6. Protection of whistleblowers
The Public Interest Disclosure Act 1998 provides protection for the whistleblower against subsequent victimisation by their employer.
A disclosure made within the University will be protected under the Act if the whistleblower has an honest and reasonable suspicion that malpractice has or is likely to occur. A disclosure made externally (e.g. to the Police, media or MP) will be protected if the following additional tests are met:
(a) that the whistleblower honestly and reasonably believes the information and any allegation contained in it are substantially true.
(b) that the disclosure has not been made for personal gain.
(c) that the concern has first been raised with the employer unless the whistleblower reasonably believes:
(i) that they will be victimised or that there will be a cover-up
or (ii) that the matter is exceptionally serious.
Protection under the Act does not extend to students and other non-employees. The University, however, is wholly committed to the protection of all bona fide whistleblowers whatever their status and will regard any subsequent victimisation as a disciplinary offence.
7. Anonymous Complaints
As noted in section 5 of this Code, fair and due process requires that the alleged perpetrator(s) should be made aware of and given the opportunity to respond to any allegations made against them. Therefore, the University cannot investigate anonymous complaints or whistleblowing reports.
8. Malicious Allegations
False and malicious allegations may be treated as a disciplinary offence.
9. Independent Review
When all internal procedures have been exhausted the whistleblower, if dissatisfied with the outcome, may ask for the matter to be referred for independent review. The independent review shall be conducted by a person or persons appointed by the Council on the nomination of the President of The Law Society.

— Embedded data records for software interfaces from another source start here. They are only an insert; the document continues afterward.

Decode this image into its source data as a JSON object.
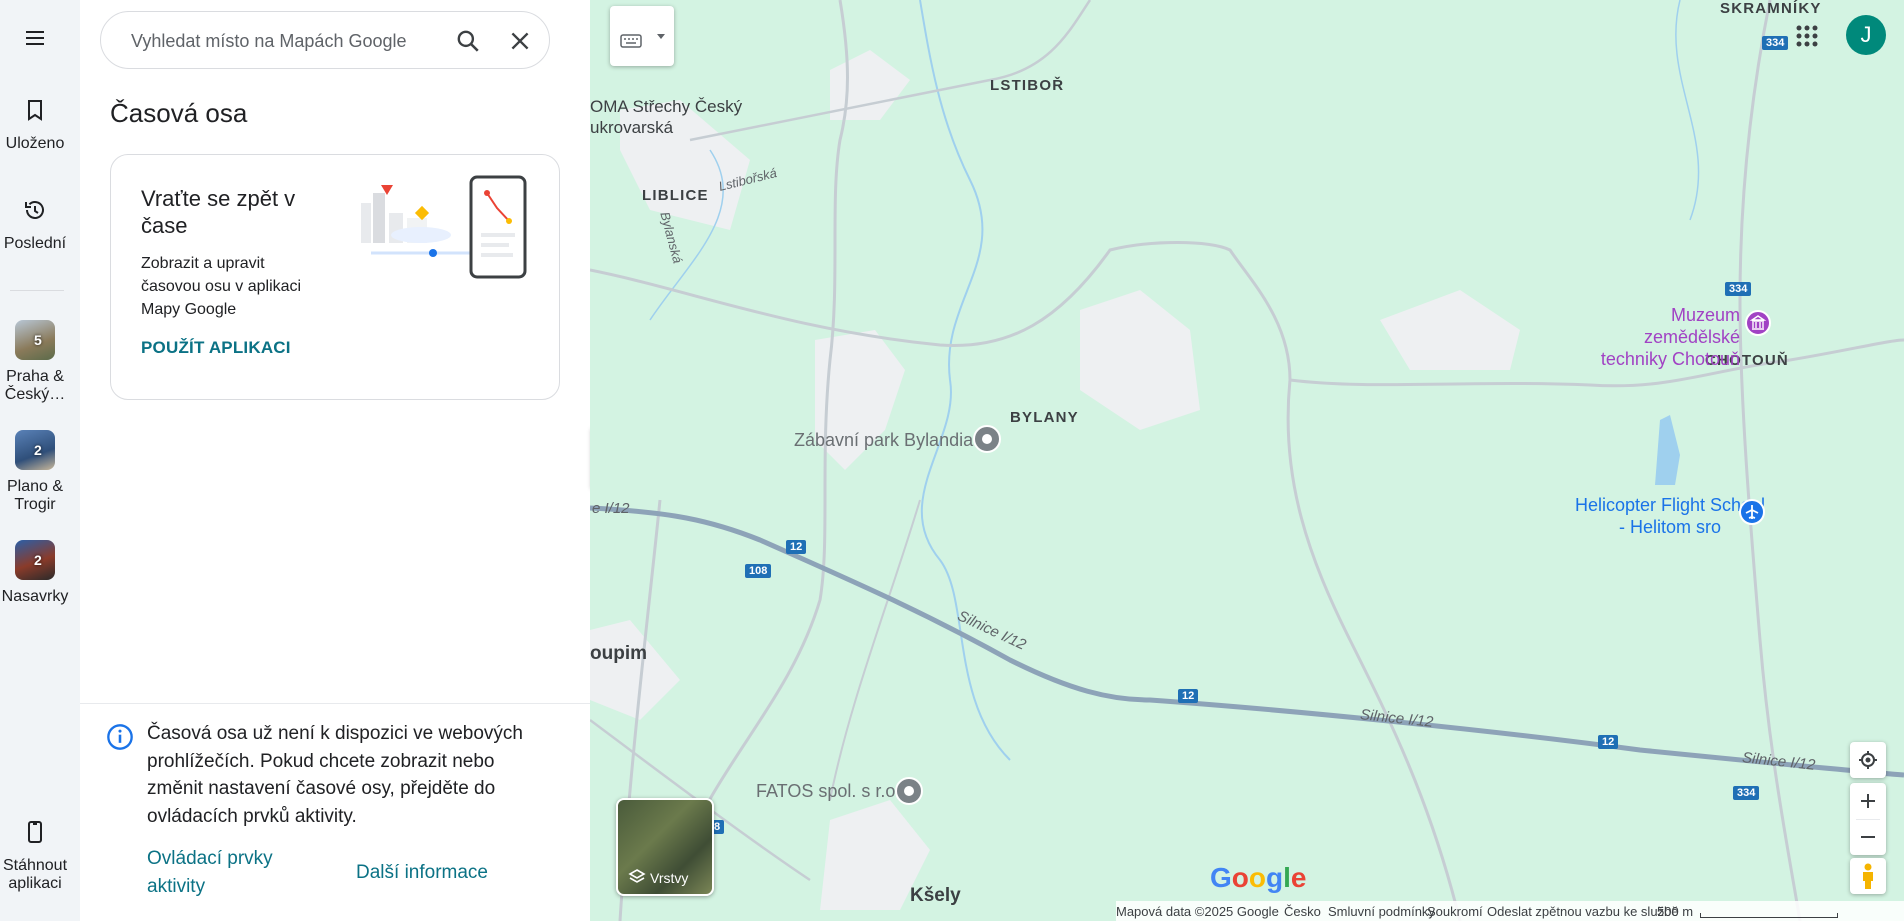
{
  "rail": {
    "saved_label": "Uloženo",
    "recent_label": "Poslední",
    "lists": [
      {
        "label_1": "Praha &",
        "label_2": "Český…",
        "count": "5"
      },
      {
        "label_1": "Plano &",
        "label_2": "Trogir",
        "count": "2"
      },
      {
        "label_1": "Nasavrky",
        "label_2": "",
        "count": "2"
      }
    ],
    "download_1": "Stáhnout",
    "download_2": "aplikaci"
  },
  "search": {
    "placeholder": "Vyhledat místo na Mapách Google"
  },
  "panel": {
    "title": "Časová osa",
    "card": {
      "heading": "Vraťte se zpět v čase",
      "text": "Zobrazit a upravit časovou osu v aplikaci Mapy Google",
      "action": "POUŽÍT APLIKACI"
    },
    "info": {
      "text": "Časová osa už není k dispozici ve webových prohlížečích. Pokud chcete zobrazit nebo změnit nastavení časové osy, přejděte do ovládacích prvků aktivity.",
      "link_activity": "Ovládací prvky aktivity",
      "link_more": "Další informace"
    }
  },
  "map": {
    "towns": [
      "SKRAMNÍKY",
      "LSTIBOŘ",
      "LIBLICE",
      "BYLANY",
      "CHOTOUŇ"
    ],
    "places": [
      "Kšely",
      "oupim",
      "OMA Střechy Český",
      "ukrovarská"
    ],
    "streets": [
      "Lstibořská",
      "Bylanská"
    ],
    "road_labels": [
      "e I/12",
      "Silnice I/12",
      "Silnice I/12",
      "Silnice I/12"
    ],
    "shields": [
      "334",
      "334",
      "12",
      "108",
      "12",
      "12",
      "334",
      "8"
    ],
    "pois": {
      "bylandia": "Zábavní park Bylandia",
      "fatos": "FATOS spol. s r.o",
      "muzeum": "Muzeum zemědělské techniky Chotouň",
      "helicopter": "Helicopter Flight School - Helitom sro"
    },
    "layers_label": "Vrstvy",
    "logo": "Google",
    "avatar_initial": "J",
    "footer": {
      "data": "Mapová data ©2025 Google",
      "country": "Česko",
      "terms": "Smluvní podmínky",
      "privacy": "Soukromí",
      "feedback": "Odeslat zpětnou vazbu ke službě",
      "scale": "500 m"
    }
  }
}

The purpose of the independent review will be:
(a) to rule on whether the University's internal investigation has been properly handled
(b) where it is judged that the investigation was properly handled, to rule on whether the response to the disclosure was reasonable in all the circumstances.

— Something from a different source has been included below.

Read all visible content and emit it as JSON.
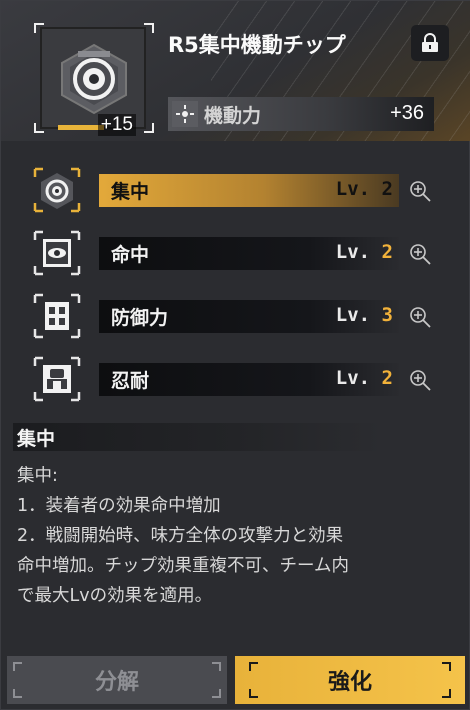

The powers of the person or persons conducting the independent review will include making binding recommendations of the following nature:
(c) ordering a further internal investigation
(d) ordering the University to reconsider the findings of the investigation.
Additionally, there shall be power to:
(e) make non-binding observations relating to the substantive disclosure for the institution to consider
(f) rule, in appropriate cases, that
(i) the whistleblower was actuated by malice, or some other personal or improper motive, and whether the whistleblower should be required to make a contribution to the costs incurred in external review
(ii) the disclosure was without substance or merit, and whether the whistleblower should be required to make a contribution to the costs incurred in external review.
(g) The independent review will not entail oral hearings, but the reviewer will have the power to interview the whistleblower or any other persons, including those who had been involved in the handling of the disclosure. New evidence or relevant material will be considered at the discretion of the reviewer, but will normally be admitted only if it had not been reasonably available at the earlier stages of the internal investigation.
(h) The report of the independent review will be submitted to the Vice-Chancellor, to the Council and the Audit & Risk Committee.
10. Independent Advice
Independent and confidential advice may be obtained at any point in this process from the charity "Public Concern at Work" (tel: 020 7404 6609).
Oversight of these procedures shall be the responsibility of the University Audit & Risk Committee which shall receive details of all cases brought under the "Whistleblowing" Code of Practice and shall make an annual report to the Council.